Thursday 8 January 2009

Atheist Bus

I've posted previously here about the Atheist Bus advert but now a campaign has raised enough money to roll these ads out across the UK. You can upload your photos of where you see the ads to the Atheist Bus Campaign website and for those that thought the inclusion of the word 'probably' on the advert was a cop out, here's a reply from the Atheist Bus Campaign website:

Why only ‘probably’ no god?
As with the famous Carlsberg ads (‘probably the best lager in the world’), ‘probably’ helps to ensure that our ads will not breach any advertising codes Committee of Advertising Practice advised the campaign that “the inclusion of the word ‘probably’ makes it less likely to cause offence, and therefore be in breach of the Advertising Code.”
Ariane Sherine has said, ‘There’s another reason I’m keen on the “probably”: it means the slogan is more accurate, as even though there’s no scientific evidence at all for God’s existence, it’s also impossible to prove that God doesn’t exist (or that anything doesn’t). As Richard Dawkins states in The God Delusion, saying “there’s no God” is taking a “faith” position. He writes: “Atheists do not have faith; and reason alone could not propel one to total conviction that anything definitely does not exist”. His choice of words in the book is “almost certainly”; but while this is closer to what most atheists believe, “probably” is shorter and catchier, which is helpful for advertising. I also think the word is more lighthearted, and somehow makes the message more positive.’

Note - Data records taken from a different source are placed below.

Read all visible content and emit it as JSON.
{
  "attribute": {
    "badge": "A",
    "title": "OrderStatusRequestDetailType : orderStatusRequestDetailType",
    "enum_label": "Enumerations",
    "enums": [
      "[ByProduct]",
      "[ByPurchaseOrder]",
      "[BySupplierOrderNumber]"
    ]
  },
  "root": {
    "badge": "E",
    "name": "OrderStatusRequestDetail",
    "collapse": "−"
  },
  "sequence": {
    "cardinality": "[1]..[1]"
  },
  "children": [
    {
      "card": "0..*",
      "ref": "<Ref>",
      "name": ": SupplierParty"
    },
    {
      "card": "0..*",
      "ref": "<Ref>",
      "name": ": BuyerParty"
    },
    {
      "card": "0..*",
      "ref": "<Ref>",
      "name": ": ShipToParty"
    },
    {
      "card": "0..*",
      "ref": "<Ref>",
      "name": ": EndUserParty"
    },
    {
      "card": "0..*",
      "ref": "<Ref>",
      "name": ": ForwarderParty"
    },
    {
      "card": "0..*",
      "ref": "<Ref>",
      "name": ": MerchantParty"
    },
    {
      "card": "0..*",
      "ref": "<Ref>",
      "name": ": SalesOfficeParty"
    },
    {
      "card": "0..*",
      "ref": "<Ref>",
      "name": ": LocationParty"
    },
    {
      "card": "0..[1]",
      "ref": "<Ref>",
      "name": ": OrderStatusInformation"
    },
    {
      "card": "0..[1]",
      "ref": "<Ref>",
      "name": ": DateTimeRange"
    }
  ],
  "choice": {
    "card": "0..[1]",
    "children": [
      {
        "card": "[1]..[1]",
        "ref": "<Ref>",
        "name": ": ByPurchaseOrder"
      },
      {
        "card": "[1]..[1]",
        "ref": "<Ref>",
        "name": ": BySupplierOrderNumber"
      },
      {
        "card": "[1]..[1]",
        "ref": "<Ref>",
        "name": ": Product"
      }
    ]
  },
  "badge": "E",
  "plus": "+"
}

1 comment:

Steven Ball said...

"“there’s no God” is taking a “faith” position" - I find Dawkin's position here rather odd as it implicitly starts from the proposition that there is a God. Of course an antitheistic position is in relation to proponents of the existence of God, so it is a position that starts from engagement with an assumption as a faith. But why can't we start from the position of a assumption that there isn't a God (or pagan, Buddhist or certain aboriginal philosophical positions) and expect evidence that there is a God to be produced by those who 'believe' it to be the case. It isn't a question of faith it is a question of actual existence, anything else is delusional. I can deeply and sincerely believe that there's a green elephant living in my wardrobe and but without any material evidence of its existence everyone else would be perfectly justified in seeking professional help for me! Nietzsche said that God died at the end of the Nineteenth Century, by which he largely interpreted as meaning that the conditions and context within which a belief in God was necessary were no longer there having been replaced by social, industrial conditions and the rise of rationalism.

Anyway I propose "There probably is no bus. So go home, take the day off and stop worrying."